- GOAL OF THE EXERCISE -
Output all the data exactly as it appears below.

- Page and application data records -
- - - - - - -
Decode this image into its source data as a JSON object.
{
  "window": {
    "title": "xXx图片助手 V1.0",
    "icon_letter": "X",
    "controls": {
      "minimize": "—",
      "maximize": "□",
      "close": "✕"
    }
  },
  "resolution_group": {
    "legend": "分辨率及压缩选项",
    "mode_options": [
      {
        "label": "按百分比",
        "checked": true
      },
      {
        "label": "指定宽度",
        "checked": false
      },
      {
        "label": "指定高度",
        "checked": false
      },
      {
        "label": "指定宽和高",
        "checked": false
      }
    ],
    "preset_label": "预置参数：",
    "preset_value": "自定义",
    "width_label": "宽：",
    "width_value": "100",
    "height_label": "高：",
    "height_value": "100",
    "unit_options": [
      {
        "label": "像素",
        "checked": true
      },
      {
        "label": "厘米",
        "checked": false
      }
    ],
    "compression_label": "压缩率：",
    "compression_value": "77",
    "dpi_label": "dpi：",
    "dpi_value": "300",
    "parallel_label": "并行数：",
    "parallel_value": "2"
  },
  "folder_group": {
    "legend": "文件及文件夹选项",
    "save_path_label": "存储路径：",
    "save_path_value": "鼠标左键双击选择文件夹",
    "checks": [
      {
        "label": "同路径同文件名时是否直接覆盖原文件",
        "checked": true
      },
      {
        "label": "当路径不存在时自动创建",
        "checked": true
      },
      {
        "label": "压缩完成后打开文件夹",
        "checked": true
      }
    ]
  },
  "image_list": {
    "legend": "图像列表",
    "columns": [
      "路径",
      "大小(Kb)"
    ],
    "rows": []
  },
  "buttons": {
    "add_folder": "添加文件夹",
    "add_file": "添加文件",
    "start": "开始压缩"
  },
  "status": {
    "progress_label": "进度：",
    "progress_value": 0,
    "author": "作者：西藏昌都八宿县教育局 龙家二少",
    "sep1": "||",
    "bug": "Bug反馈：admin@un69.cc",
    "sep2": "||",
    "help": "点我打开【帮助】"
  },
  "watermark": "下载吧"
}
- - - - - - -
- REPLY TO THE EXERCISE -
Decode this image into its source data as a JSON object.
{
  "window": {
    "title": "xXx图片助手 V1.0",
    "icon_letter": "X",
    "controls": {
      "minimize": "—",
      "maximize": "□",
      "close": "✕"
    }
  },
  "resolution_group": {
    "legend": "分辨率及压缩选项",
    "mode_options": [
      {
        "label": "按百分比",
        "checked": true
      },
      {
        "label": "指定宽度",
        "checked": false
      },
      {
        "label": "指定高度",
        "checked": false
      },
      {
        "label": "指定宽和高",
        "checked": false
      }
    ],
    "preset_label": "预置参数：",
    "preset_value": "自定义",
    "width_label": "宽：",
    "width_value": "100",
    "height_label": "高：",
    "height_value": "100",
    "unit_options": [
      {
        "label": "像素",
        "checked": true
      },
      {
        "label": "厘米",
        "checked": false
      }
    ],
    "compression_label": "压缩率：",
    "compression_value": "77",
    "dpi_label": "dpi：",
    "dpi_value": "300",
    "parallel_label": "并行数：",
    "parallel_value": "2"
  },
  "folder_group": {
    "legend": "文件及文件夹选项",
    "save_path_label": "存储路径：",
    "save_path_value": "鼠标左键双击选择文件夹",
    "checks": [
      {
        "label": "同路径同文件名时是否直接覆盖原文件",
        "checked": true
      },
      {
        "label": "当路径不存在时自动创建",
        "checked": true
      },
      {
        "label": "压缩完成后打开文件夹",
        "checked": true
      }
    ]
  },
  "image_list": {
    "legend": "图像列表",
    "columns": [
      "路径",
      "大小(Kb)"
    ],
    "rows": []
  },
  "buttons": {
    "add_folder": "添加文件夹",
    "add_file": "添加文件",
    "start": "开始压缩"
  },
  "status": {
    "progress_label": "进度：",
    "progress_value": 0,
    "author": "作者：西藏昌都八宿县教育局 龙家二少",
    "sep1": "||",
    "bug": "Bug反馈：admin@un69.cc",
    "sep2": "||",
    "help": "点我打开【帮助】"
  },
  "watermark": "下载吧"
}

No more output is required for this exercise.